*Records to use*
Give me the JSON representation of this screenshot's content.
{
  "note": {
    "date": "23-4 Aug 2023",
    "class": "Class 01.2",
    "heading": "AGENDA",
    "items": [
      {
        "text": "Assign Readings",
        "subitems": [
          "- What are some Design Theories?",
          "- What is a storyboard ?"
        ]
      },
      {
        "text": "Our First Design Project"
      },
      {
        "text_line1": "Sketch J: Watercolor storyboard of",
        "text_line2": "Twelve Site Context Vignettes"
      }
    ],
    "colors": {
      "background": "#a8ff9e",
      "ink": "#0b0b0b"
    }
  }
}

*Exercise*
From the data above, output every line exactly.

*Solved exercise*
Give me the JSON representation of this screenshot's content.
{
  "note": {
    "date": "23-4 Aug 2023",
    "class": "Class 01.2",
    "heading": "AGENDA",
    "items": [
      {
        "text": "Assign Readings",
        "subitems": [
          "- What are some Design Theories?",
          "- What is a storyboard ?"
        ]
      },
      {
        "text": "Our First Design Project"
      },
      {
        "text_line1": "Sketch J: Watercolor storyboard of",
        "text_line2": "Twelve Site Context Vignettes"
      }
    ],
    "colors": {
      "background": "#a8ff9e",
      "ink": "#0b0b0b"
    }
  }
}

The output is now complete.